“We’re going to need boots on the ground to do that,” Kent said.
The Washington Legislature voted in 2011 to shift the state’s electoral process entirely to mail-in voting.
“None of us like the way that ballots get sent out to us. None of us like the way that machines tabulate votes,” Kent said. “However, we can’t change that unless we win.”
While the race for 2024 will include an additional focus on increasing voter turnout, the race will be won on the issues, Kent said.
“Democrats won’t talk about issues,” Kent said. “All they do is name-call and say ‘these guys are racists, these guys are zealots…’ They don’t want to discuss the issues. On the key issues that are destroying our country right now, we actually have better ideas.”
During the event, Kent touched on economic uncertainty and the increase in illegal border crossings. The topics have become hallmarks of his pitch to voters, and are among the highest priority issues for Republicans and Republican-leaning citizens, according to Pew Research. In his speech, Kent referred to those crossing the border as “illegal invaders.”
“(United States Secretary of Homeland Security Alejandro Mayorkas and President Joe Biden) have made it their policy to flood the United States with as many illegal immigrants as possible,” Kent said, adding that undocumented immigrants have been transported throughout the United States as part of a concerted effort to increase the Democratic voter base. “This is a pure power play. The Democrats don’t care how much carnage is impacted upon us, upon we the people.”
Kent further claimed that the increase in undocumented immigration posed a national security threat, through the alleged infiltration of terrorists into the country and the rise in fentanyl.
Another key issue, Kent said, is transgender people in sports and school settings. In 2022, Washington had approximately 5,000 children between the ages of 13 and 17 and about 33,000 adults who identify as transgender, according to data from the Williams Institute, a think tank at UCLA Law School. Across the country, about 1.3 million adults and 300,000 children identify as transgender.

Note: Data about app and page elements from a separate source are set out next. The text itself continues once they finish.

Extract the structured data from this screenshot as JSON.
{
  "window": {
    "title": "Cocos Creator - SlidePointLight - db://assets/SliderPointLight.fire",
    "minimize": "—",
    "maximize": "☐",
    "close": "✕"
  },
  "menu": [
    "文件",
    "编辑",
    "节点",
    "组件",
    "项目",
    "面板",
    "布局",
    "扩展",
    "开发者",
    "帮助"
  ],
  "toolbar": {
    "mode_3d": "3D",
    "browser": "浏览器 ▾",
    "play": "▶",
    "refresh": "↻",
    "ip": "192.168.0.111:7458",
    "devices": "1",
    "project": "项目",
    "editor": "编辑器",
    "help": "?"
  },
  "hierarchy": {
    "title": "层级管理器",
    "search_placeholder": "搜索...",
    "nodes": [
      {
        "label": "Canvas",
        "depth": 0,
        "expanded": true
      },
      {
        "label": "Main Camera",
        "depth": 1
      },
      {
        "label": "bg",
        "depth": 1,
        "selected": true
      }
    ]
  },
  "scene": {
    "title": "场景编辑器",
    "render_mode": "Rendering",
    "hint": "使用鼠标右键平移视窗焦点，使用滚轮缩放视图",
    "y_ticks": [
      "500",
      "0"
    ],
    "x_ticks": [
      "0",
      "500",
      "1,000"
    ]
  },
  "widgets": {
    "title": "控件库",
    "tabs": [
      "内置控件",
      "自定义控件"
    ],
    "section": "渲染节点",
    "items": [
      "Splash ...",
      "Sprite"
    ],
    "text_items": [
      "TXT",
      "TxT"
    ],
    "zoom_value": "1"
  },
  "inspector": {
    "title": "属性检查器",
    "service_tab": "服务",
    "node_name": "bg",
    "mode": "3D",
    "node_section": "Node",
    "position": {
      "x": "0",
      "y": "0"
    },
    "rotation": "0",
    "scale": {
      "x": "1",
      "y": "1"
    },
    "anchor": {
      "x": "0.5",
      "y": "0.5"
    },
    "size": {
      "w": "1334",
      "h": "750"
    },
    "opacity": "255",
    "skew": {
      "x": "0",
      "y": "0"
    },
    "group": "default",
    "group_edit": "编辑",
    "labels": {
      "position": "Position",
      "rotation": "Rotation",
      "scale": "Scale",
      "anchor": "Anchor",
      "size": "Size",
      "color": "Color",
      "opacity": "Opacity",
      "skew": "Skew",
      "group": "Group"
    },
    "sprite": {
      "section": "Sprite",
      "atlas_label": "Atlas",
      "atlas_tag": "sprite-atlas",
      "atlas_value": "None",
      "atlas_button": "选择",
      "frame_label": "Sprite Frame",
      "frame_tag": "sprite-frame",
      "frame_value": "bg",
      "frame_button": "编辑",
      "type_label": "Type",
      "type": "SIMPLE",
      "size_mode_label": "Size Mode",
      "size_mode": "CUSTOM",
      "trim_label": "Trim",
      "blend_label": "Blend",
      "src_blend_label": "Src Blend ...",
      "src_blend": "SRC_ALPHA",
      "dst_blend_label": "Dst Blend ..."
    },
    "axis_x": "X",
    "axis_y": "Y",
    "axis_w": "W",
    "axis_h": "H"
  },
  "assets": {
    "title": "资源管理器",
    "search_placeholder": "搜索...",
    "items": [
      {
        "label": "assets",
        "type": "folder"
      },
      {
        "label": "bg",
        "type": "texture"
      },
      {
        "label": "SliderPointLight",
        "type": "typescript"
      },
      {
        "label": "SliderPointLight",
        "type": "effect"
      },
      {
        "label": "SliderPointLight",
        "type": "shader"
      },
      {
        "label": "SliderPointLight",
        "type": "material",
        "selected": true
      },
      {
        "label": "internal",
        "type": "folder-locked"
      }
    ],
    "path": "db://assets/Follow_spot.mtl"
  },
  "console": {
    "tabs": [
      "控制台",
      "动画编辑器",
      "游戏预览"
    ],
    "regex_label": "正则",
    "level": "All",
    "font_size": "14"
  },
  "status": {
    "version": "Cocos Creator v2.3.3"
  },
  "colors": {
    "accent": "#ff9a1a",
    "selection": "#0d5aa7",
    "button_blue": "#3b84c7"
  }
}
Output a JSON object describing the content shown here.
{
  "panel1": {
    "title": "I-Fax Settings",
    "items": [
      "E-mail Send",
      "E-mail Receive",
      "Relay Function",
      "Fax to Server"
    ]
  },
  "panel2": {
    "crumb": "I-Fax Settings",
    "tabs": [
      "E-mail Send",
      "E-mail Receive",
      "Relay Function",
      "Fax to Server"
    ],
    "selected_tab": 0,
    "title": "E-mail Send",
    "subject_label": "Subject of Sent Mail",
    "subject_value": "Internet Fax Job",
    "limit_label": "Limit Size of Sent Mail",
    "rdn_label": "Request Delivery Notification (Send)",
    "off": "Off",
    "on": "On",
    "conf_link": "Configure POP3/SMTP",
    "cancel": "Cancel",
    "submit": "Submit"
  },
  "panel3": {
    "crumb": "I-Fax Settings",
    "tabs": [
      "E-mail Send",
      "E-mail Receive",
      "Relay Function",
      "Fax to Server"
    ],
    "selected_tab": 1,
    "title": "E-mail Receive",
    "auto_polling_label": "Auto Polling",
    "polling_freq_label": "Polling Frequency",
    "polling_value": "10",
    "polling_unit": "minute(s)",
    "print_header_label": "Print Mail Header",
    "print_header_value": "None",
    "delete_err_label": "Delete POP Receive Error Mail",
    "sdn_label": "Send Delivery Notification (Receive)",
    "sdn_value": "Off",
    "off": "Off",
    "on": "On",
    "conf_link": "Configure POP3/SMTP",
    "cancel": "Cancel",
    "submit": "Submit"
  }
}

“I think if you would just rewind to about 10 or 15 years ago and ask Republicans and Democrats, the entire political spectrum, ‘Hey, do you guys think a guy should go into the girl’s locker room?’ every single one of them would have said, ‘What, are you crazy? That’s a stupid question,’” Kent said. “Yet, here we are, and that’s the mainstream of the Democratic Party.”
During his speech, Kent said Gluesenkamp Perez “voted against parental rights and parental transparency” and opposed a parental bill of rights. Kent further said House Republicans attempted to outlaw “for men to enter women’s spaces and to compete against them on the athletic field.”
“Every single Democrat, including Marie Perez, voted against that,” he said.
According to a 2019 study conducted by the National Institute of Health, “sexual assault is highly prevalent in transgender and non-binary youth, and restrictive school restroom/locker room policies may be associated with risk.”
During his speech, Kent said that inflation has largely been caused by rising fuel prices and “out of control” spending by Democrats.
“All of us understand that you can’t spend more than you take in,” Kent said. “This is a kitchen table conversation that every single family has, yet the Democrats continue to think we can continue to print money. Continue to print money when we’re not energy independent, when our manufacturing base is being shipped overseas to China when the Biden administration wants to get us involved in foreign entanglements throughout the entire world.”
“Marie Perez and every single Democrat, they support this,” Kent said, alleging Perez has continuously voted against energy independence.
Kent had another stop on the tour Friday night, with another scheduled for the Duck Inn in Skamokawa at 11 a.m. on Saturday.